Inflammatory processes are implicated in the development and progression of cancer. However, it is not clear whether systemic markers of inflammation predict cancer. In a population-based cohort of older individuals free of cancer at the baseline examination, white blood cell count in the highest quartile compared with the lowest quartile was found to be associated with a relative risk of 1.7 for all cancer mortality (P<.05), independent of several important confounders. These results provide epidemiological evidence of an association between circulating white blood cell count, a widely available marker of inflammation, and subsequent cancer mortality.
There is growing evidence that outpatient treatment with low-molecular-weight heparin is feasible and safe in many patients with nonmassive pulmonary embolism (PE). However, outpatient treatment for this disease is not well accepted because no explicit criteria exist to identify patients with PE who are at low risk of adverse outcomes. Using retrospective data from 15 752 patients with PE from 189 hospitals in the United States, Switzerland, and France, Aujesky et al derived and internally and externally validated a simple and objective clinical model that accurately identifies patients with PE who are at low risk for 30-day mortality and severe nonfatal medical outcomes.
Over the past 5 years, 34 published studies have explored the role of acetylcysteine for prevention of contrast-induced nephropathy. These numerous studies have not, however, conclusively resolved this research question. In this article, Bagshaw et al use acetylcysteine as a case study of how research evidence accumulates and consider whether an alternative approach to investigating acetylcysteine could have resulted in a more definitive conclusion. The authors consider the broader lessons learned from this case study and propose specific steps that could potentially improve the future coordination of research activity to ultimately yield more meaningful and definitive evidence on important clinical questions.

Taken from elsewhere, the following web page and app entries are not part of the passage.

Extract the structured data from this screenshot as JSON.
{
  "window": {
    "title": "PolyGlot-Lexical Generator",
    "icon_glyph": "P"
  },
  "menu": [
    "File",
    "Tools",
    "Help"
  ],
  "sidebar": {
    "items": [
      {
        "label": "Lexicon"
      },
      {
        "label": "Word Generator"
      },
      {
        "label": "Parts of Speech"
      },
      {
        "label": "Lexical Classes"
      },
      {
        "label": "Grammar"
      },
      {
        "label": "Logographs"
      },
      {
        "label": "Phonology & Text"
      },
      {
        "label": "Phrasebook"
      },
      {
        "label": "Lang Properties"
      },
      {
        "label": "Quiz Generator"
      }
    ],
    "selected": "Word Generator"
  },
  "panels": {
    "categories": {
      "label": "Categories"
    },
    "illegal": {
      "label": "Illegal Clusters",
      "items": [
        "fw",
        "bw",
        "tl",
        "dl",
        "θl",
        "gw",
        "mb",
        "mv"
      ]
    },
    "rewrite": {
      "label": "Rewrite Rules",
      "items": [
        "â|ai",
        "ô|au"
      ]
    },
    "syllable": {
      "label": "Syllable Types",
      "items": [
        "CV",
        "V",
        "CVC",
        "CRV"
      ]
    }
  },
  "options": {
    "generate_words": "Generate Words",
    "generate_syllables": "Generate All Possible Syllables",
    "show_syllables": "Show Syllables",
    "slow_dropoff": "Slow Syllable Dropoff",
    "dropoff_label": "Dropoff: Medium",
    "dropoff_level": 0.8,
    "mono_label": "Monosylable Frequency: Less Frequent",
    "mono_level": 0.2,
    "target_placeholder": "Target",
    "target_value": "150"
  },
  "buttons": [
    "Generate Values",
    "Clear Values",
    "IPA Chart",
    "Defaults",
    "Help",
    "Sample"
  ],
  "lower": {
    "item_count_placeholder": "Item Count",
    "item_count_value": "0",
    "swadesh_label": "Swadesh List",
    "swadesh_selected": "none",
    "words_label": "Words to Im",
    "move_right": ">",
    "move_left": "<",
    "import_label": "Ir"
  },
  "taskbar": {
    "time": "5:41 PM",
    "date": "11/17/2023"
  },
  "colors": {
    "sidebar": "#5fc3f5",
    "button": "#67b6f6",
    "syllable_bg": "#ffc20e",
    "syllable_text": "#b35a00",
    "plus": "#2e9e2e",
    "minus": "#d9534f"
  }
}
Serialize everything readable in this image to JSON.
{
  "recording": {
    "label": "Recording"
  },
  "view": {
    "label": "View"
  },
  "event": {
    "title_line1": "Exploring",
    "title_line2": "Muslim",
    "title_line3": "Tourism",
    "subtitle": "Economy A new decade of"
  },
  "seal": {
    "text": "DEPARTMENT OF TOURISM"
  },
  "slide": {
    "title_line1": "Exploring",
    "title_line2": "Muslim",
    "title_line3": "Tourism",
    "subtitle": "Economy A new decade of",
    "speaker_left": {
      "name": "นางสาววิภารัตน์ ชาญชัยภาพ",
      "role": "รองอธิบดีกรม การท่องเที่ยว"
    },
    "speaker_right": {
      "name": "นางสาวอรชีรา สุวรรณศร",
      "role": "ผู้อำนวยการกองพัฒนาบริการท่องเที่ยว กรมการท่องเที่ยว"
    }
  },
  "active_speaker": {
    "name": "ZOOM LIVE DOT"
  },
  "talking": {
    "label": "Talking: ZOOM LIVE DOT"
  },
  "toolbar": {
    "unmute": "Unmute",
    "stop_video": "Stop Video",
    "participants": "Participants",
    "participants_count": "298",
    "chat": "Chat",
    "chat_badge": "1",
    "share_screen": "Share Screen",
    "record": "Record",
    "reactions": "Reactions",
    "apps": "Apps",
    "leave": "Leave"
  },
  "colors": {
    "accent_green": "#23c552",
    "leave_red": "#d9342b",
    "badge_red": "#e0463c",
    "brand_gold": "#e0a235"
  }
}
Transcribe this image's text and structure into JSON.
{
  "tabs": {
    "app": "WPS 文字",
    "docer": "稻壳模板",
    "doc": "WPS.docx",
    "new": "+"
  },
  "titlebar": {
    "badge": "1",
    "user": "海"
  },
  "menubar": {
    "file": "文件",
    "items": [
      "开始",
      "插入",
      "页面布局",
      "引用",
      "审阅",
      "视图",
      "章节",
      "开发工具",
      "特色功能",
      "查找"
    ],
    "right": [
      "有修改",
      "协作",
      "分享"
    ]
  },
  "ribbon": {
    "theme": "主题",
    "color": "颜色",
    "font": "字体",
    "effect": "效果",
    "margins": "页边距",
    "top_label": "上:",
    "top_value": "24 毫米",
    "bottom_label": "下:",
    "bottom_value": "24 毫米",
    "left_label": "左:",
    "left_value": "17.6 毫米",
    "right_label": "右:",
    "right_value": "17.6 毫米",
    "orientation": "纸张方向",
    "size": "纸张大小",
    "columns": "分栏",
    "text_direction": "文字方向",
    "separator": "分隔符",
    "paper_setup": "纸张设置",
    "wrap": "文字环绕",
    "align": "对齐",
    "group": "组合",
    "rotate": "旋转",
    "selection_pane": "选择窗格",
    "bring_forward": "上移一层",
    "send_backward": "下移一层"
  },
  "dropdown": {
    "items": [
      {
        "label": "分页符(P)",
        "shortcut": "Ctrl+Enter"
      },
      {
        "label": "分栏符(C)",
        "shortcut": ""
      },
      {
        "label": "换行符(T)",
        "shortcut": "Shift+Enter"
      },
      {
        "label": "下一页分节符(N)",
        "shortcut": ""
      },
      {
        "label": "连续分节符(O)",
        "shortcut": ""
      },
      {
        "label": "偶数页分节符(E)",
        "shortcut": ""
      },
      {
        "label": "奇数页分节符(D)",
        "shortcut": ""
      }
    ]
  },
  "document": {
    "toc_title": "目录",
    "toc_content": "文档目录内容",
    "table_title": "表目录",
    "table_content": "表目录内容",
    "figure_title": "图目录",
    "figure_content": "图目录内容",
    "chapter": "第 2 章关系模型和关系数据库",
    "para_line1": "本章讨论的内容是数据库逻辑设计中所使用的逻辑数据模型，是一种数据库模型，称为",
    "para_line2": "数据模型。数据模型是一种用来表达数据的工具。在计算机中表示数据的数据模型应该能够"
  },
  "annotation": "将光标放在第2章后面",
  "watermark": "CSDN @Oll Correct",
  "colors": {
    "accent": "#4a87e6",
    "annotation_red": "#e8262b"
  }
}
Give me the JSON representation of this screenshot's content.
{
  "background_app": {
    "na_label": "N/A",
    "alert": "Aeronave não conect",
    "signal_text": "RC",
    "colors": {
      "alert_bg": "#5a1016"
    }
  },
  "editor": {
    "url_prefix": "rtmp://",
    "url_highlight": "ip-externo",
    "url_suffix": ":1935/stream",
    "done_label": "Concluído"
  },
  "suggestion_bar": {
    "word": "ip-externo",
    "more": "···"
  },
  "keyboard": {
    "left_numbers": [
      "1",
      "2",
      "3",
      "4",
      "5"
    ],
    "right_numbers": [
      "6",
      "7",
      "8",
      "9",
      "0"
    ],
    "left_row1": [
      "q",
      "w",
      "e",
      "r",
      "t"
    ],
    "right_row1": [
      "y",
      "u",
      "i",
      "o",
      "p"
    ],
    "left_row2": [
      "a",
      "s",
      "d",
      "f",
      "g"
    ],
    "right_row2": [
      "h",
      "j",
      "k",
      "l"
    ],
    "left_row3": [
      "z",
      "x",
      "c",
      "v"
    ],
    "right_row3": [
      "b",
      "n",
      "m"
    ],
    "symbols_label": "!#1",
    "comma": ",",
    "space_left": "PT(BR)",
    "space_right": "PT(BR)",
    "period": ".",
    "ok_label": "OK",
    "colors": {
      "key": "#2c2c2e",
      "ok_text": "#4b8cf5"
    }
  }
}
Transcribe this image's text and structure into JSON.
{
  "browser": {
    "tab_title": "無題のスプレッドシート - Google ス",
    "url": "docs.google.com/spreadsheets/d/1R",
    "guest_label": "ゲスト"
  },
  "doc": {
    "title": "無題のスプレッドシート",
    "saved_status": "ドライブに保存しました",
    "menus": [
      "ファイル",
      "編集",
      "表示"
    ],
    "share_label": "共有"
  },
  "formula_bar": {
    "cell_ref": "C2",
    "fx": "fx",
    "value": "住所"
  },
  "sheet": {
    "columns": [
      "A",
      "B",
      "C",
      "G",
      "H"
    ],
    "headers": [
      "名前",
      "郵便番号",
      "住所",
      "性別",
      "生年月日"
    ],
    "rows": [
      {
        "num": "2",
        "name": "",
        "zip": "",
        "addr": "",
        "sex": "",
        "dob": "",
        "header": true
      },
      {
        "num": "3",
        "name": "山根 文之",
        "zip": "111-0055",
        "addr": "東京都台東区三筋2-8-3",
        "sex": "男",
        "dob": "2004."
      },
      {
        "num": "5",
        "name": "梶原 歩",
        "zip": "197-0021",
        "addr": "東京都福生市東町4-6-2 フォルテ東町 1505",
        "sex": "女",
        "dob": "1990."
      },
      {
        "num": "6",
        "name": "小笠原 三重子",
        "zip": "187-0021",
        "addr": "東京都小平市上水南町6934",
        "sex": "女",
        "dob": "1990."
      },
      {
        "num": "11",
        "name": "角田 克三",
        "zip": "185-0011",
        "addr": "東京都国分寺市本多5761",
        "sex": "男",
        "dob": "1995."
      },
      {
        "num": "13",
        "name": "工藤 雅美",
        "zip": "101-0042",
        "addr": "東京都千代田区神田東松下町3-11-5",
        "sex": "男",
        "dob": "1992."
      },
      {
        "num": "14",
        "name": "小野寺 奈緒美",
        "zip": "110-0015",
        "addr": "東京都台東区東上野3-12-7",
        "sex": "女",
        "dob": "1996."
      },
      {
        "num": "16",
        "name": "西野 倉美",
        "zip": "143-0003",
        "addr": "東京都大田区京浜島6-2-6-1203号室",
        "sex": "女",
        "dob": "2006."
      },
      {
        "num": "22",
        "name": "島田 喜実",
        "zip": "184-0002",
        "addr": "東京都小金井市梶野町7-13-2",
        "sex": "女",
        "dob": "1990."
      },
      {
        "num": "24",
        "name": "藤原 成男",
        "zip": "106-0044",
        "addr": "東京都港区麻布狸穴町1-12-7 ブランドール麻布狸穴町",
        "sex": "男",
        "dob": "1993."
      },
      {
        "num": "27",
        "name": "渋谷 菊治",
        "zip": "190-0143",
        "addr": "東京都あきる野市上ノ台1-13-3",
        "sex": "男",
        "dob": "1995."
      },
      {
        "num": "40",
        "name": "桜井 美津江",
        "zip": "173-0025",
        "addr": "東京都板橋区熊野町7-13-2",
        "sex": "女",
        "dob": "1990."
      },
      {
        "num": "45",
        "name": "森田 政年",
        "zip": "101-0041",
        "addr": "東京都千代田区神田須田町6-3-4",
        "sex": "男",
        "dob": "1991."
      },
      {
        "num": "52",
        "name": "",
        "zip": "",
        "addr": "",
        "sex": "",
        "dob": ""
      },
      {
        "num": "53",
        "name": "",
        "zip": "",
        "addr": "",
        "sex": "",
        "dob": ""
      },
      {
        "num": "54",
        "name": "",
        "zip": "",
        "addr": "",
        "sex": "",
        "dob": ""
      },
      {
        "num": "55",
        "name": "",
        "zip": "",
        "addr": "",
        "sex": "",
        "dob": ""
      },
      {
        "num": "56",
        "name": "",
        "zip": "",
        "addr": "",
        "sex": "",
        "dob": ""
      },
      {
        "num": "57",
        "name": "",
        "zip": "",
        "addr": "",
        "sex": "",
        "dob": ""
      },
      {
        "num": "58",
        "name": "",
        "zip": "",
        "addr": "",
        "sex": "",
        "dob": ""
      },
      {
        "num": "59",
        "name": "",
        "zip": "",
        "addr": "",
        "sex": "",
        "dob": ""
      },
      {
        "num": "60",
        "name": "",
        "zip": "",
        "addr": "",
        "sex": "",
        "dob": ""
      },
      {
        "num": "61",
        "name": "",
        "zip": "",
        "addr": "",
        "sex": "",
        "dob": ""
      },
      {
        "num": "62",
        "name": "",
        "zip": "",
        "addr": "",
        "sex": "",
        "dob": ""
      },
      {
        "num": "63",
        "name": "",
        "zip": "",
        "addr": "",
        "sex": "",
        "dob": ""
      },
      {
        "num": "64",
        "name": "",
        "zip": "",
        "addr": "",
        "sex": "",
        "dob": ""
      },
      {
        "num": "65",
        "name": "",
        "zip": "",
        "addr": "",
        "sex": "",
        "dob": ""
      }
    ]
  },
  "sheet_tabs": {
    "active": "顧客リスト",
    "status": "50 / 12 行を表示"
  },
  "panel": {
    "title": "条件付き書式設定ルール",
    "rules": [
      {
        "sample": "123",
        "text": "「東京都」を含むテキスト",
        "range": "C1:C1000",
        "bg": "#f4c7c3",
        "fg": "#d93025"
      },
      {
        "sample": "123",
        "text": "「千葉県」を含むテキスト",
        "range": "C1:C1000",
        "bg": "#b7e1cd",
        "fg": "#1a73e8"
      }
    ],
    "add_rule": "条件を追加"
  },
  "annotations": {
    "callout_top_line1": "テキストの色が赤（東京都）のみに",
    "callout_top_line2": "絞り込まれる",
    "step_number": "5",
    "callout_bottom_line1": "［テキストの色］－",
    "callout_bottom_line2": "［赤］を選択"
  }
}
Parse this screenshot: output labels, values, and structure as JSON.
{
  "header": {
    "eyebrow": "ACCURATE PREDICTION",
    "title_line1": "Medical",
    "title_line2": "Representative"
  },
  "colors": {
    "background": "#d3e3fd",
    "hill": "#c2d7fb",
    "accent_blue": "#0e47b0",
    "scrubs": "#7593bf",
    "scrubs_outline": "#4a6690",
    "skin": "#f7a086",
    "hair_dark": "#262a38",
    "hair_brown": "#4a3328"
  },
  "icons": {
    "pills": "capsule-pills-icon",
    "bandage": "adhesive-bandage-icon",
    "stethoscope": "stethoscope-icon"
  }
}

As D-dimer level remains elevated in a significant proportion of patients after completion of a 6-month anticoagulant course for a first episode of venous thromboembolism (VTE), the clinical usefulness of D-dimer for ruling out a possible recurrence might be limited. In 1721 consecutive patients presenting in the emergency department with clinically suspected pulmonary embolism (confirmed in 24%), the D-dimer test result was negative in 33% of patients without previous VTE but was negative in only 16% of patients with a previous thromboembolic event (P<.001). The 3-month thromboembolic risk was 0% (95% confidence interval, 0.0%-7.9%) in patients with previous VTE and a negative D-dimer test result. The 2-fold lower chance of obtaining a negative D-dimer test result in patients with previous VTE was independent of older age, active malignancy, fever, and recent surgery. Therefore, in patients suspected of pulmonary embolism with a previous thromboembolic event, a negative D-dimer test result appears to safely rule out a recurrent event. However, owing to lower proportion of negative results in such patients, the clinical usefulness of D-dimer testing is somewhat reduced.
Although erectile dysfunction (ED) and associated risk factors have been described in many clinical settings, there is little information regarding men seen by primary care physicians. Among 3921 Canadian men aged 40 to 88 years, seen by primary care physicians, Grover et al found that the prevalence of ED was 49.4%. Independent risk factors associated with ED included the presence of cardiovascular disease (odds ratio, 1.45), diabetes (odds ratio, 3.13), and increasing 10-year Framingham coronary risk scores or fasting blood glucose levels. These findings suggest that both cardiovascular disease and blood glucose abnormalities, even if previously undiagnosed, may significantly increase the likelihood that ED is present.
In This Issue of Archives of Internal Medicine. Arch Intern Med. 2006;166(2):145. doi:10.1001/archinte.166.2.145